What I've learned from the Benghazi hearings
When you consume news and information from a variety of sources (with a variety of viewpoints) a few "truths" begin to emerge.
Here is what I've learned from the Benghazi hearings so far.
1. Nobody took diplomatic safety and security seriously enough.
2. Once the attack began, nobody was close enough to rescue or save Ambassador Stevens and staff.
3. There is a difference between "lying" and "not telling all the truth," although both occurred in the aftermath.
4. Neither "lying" nor "not telling all the truth" is currently against the law or an impeachable offense.
5. Nobody gets elected (or reelected) without lying. Ever.
6. We still vote for them and wrongly believe only the other guy "lies."
Should something have been done before 9/11/12? Absolutely. Was there criminal negligence that led to the deaths of the ambassador and staff? Doesn't look like it. Did the White House, or more specifically the Obama re-election campaign, "massage" the information so as to fit the narrative they were selling about a Democrat that was tough on terror, strong on defense and keeping you safe? Without a doubt.

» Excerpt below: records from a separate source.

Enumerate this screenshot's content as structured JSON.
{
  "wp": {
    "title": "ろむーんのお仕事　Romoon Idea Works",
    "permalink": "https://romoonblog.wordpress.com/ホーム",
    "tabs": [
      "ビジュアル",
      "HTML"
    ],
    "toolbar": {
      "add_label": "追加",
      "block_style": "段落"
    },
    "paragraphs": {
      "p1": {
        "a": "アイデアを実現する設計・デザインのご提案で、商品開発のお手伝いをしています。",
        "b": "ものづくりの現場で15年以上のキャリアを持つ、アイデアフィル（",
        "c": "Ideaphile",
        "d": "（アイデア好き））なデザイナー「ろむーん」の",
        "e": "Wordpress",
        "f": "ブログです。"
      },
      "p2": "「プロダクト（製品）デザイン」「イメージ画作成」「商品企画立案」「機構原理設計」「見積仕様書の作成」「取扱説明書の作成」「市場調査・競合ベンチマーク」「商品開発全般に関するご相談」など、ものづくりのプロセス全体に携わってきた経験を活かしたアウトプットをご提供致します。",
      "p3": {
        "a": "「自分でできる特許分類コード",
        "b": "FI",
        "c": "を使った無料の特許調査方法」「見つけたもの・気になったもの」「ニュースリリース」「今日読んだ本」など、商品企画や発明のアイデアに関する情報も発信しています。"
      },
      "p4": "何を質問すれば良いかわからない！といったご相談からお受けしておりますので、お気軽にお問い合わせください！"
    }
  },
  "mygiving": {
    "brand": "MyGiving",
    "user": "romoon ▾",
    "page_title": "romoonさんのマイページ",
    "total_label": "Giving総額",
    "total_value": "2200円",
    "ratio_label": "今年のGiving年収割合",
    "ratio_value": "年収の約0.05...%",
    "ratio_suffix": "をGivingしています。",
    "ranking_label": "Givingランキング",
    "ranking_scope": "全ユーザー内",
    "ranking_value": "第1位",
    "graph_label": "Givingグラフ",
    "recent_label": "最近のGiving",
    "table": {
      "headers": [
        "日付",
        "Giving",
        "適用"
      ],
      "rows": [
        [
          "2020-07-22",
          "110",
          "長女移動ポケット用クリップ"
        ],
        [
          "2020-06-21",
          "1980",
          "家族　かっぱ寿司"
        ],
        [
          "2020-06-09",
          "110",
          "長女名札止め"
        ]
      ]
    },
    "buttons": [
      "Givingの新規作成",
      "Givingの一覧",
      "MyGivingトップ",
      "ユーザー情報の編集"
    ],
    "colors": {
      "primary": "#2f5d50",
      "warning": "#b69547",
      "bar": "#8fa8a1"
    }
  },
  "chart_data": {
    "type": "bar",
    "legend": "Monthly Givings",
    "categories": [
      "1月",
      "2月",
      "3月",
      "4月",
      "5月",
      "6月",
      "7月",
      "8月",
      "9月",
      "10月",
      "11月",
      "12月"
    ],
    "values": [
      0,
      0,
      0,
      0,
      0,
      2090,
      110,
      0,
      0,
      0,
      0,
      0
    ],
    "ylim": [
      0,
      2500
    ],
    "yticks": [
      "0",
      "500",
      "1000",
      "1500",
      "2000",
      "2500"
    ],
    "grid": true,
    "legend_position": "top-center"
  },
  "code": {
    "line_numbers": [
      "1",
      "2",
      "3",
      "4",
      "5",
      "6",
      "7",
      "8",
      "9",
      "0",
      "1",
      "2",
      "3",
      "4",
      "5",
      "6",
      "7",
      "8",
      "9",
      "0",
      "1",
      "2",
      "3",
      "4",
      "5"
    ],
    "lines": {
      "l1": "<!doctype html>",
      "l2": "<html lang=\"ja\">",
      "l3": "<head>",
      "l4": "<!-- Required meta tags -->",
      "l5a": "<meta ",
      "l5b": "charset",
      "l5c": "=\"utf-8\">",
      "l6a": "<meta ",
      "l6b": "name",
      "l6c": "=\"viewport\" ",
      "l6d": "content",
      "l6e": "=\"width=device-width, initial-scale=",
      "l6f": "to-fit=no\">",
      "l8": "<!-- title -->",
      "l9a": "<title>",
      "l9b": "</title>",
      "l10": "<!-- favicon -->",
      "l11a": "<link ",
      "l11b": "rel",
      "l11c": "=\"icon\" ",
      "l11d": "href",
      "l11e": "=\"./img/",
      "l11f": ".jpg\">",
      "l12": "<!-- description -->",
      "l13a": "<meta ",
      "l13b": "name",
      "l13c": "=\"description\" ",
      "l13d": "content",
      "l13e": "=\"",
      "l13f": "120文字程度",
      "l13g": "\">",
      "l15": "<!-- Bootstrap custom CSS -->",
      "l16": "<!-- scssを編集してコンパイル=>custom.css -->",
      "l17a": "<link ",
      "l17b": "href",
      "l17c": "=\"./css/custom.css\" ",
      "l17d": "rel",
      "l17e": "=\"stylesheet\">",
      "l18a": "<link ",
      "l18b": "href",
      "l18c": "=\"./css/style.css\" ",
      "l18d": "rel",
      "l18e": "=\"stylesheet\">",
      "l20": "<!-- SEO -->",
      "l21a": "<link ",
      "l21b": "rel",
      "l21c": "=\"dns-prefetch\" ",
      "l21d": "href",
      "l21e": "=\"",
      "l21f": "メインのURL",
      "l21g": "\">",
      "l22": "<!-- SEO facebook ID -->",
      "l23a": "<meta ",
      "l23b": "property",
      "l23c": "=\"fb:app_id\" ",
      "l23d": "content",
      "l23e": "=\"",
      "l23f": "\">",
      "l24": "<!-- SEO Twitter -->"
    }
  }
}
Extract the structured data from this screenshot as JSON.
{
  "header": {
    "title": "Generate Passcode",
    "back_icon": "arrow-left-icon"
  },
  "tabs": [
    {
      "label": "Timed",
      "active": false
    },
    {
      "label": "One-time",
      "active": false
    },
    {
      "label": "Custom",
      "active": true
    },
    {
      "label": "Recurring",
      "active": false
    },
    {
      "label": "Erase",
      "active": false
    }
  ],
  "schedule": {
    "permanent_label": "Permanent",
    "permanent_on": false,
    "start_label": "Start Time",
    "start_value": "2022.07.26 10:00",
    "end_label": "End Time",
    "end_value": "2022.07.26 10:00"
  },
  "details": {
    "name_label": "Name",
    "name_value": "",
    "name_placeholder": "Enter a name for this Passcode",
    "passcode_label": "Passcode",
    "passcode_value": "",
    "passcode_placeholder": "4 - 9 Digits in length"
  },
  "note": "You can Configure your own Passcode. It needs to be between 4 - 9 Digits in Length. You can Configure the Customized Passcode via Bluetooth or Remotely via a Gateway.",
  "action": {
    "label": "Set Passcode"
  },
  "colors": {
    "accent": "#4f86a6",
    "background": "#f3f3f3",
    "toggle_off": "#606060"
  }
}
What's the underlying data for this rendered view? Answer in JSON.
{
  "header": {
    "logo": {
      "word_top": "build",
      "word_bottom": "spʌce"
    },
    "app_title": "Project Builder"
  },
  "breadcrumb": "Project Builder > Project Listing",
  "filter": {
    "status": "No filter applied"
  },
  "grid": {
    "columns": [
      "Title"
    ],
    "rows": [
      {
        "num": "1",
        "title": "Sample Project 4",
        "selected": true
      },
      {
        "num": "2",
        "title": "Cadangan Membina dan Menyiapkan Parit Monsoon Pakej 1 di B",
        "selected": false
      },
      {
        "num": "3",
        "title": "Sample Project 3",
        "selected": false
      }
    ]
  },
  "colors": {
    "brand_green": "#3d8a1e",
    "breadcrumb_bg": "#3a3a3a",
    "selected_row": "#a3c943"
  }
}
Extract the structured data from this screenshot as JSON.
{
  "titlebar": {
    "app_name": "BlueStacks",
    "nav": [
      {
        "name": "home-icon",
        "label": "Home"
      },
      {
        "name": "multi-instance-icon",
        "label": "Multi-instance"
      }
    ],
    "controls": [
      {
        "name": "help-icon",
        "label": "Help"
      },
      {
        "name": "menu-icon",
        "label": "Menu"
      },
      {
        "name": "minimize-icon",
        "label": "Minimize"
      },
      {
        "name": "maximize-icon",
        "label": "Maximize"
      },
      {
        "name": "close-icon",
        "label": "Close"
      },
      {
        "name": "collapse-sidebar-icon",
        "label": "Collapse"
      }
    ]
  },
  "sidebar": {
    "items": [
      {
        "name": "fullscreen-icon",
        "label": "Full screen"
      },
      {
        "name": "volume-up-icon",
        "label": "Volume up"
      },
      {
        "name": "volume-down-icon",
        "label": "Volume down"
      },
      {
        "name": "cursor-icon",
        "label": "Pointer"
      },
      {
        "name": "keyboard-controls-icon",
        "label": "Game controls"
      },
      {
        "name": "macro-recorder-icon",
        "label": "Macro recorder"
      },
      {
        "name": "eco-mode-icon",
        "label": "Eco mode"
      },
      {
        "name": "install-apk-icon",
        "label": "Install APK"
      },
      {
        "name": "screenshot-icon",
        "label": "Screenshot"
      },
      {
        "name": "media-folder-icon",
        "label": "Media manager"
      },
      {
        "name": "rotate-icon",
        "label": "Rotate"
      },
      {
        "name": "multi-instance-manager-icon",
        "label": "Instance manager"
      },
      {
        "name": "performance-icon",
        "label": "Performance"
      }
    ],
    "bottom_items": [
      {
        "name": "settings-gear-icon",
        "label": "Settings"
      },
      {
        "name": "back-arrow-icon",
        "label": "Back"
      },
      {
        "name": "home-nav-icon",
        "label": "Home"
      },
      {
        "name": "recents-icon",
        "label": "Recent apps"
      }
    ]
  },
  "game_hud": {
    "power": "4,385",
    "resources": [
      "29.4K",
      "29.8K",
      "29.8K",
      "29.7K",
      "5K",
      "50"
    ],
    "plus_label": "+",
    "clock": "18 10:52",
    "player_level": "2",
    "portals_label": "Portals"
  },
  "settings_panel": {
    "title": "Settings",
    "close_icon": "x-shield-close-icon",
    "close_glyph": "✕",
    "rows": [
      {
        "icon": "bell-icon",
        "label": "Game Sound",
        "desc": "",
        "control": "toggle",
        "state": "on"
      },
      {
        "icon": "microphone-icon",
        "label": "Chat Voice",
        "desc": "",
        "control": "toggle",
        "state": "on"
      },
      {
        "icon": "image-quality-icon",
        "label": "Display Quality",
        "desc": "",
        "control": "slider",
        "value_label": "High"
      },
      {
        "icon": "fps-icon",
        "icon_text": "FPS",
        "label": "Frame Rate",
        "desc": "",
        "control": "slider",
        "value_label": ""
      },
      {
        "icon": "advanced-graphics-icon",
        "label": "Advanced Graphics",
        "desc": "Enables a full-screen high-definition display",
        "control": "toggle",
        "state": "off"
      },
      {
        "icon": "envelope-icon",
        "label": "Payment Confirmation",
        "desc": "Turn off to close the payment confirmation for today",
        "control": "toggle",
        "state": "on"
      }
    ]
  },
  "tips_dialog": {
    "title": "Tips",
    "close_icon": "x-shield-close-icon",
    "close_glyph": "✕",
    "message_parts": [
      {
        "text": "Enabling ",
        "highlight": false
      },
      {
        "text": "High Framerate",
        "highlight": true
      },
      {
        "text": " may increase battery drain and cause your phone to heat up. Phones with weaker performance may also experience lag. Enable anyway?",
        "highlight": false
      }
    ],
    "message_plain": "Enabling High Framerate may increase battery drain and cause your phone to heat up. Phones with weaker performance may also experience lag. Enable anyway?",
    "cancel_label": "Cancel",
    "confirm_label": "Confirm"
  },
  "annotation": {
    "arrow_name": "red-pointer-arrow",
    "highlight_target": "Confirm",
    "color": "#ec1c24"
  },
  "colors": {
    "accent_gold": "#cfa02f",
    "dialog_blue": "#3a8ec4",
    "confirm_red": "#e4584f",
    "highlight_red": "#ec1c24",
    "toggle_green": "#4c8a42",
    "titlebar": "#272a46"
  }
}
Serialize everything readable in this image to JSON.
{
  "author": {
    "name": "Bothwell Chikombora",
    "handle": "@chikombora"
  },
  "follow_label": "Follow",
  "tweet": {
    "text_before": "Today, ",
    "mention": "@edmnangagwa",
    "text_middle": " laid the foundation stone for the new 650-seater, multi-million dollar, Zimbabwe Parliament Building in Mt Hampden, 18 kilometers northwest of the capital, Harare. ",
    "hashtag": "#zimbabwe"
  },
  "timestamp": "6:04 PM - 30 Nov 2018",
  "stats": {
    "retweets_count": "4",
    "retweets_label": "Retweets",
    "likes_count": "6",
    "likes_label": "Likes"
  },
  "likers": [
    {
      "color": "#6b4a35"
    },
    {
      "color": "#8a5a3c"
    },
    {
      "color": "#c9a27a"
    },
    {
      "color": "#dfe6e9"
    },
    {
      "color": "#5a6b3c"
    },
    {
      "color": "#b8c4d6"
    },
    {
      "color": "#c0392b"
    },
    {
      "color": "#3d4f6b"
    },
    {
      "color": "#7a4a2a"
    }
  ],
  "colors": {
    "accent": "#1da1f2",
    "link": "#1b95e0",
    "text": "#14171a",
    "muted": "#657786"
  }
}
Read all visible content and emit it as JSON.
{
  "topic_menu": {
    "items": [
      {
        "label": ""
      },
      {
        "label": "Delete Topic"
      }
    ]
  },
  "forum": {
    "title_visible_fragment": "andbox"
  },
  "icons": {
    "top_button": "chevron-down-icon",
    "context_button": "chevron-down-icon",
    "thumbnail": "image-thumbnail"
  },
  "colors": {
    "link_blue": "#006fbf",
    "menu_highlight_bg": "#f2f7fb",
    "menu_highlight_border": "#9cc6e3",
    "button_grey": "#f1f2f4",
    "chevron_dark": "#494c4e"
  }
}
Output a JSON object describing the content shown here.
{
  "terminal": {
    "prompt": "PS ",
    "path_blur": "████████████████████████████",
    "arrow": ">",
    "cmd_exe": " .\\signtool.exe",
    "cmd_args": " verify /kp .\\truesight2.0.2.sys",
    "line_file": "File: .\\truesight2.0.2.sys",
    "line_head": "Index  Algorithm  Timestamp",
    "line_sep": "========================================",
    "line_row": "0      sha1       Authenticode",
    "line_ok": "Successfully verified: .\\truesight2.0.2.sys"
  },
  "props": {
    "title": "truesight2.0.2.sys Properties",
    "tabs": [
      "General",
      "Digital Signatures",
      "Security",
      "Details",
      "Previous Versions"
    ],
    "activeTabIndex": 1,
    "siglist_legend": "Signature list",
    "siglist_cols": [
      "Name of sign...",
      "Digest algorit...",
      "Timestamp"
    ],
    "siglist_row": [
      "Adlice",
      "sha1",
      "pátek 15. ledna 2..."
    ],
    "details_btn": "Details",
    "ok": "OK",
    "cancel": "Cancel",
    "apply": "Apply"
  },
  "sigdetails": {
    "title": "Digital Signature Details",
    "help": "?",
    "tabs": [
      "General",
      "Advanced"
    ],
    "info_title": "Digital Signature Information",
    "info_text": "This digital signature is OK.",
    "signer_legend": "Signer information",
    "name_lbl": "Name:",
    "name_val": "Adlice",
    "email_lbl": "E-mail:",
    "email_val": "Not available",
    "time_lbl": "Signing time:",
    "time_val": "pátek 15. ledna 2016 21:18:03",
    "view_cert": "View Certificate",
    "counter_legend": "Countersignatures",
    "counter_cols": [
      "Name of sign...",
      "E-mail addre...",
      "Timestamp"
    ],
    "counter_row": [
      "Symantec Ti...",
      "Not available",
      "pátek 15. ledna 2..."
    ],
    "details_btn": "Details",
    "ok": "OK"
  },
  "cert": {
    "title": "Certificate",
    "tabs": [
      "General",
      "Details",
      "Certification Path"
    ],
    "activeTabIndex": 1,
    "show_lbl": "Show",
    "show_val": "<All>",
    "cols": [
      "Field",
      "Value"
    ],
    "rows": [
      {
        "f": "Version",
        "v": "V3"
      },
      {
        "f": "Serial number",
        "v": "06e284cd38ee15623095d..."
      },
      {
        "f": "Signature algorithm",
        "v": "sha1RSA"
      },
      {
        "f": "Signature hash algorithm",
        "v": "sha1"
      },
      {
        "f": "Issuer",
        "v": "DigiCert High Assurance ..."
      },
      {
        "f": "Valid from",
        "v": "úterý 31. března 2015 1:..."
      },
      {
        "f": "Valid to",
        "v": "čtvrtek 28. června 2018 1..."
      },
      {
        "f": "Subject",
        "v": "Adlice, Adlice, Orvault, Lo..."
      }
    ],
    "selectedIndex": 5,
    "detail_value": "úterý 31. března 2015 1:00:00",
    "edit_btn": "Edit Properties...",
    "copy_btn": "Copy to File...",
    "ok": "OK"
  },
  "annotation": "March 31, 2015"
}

But as Rob Hunter likes to say, "we get what we deserve" and politicians figured out a long time ago that we like to be lied to. There are few, if any consequences to it, and your political supporters will defend your lies even though they scream bloody murder when the other side does the same thing.
Bruce St. James, Host, Bruce St. James Show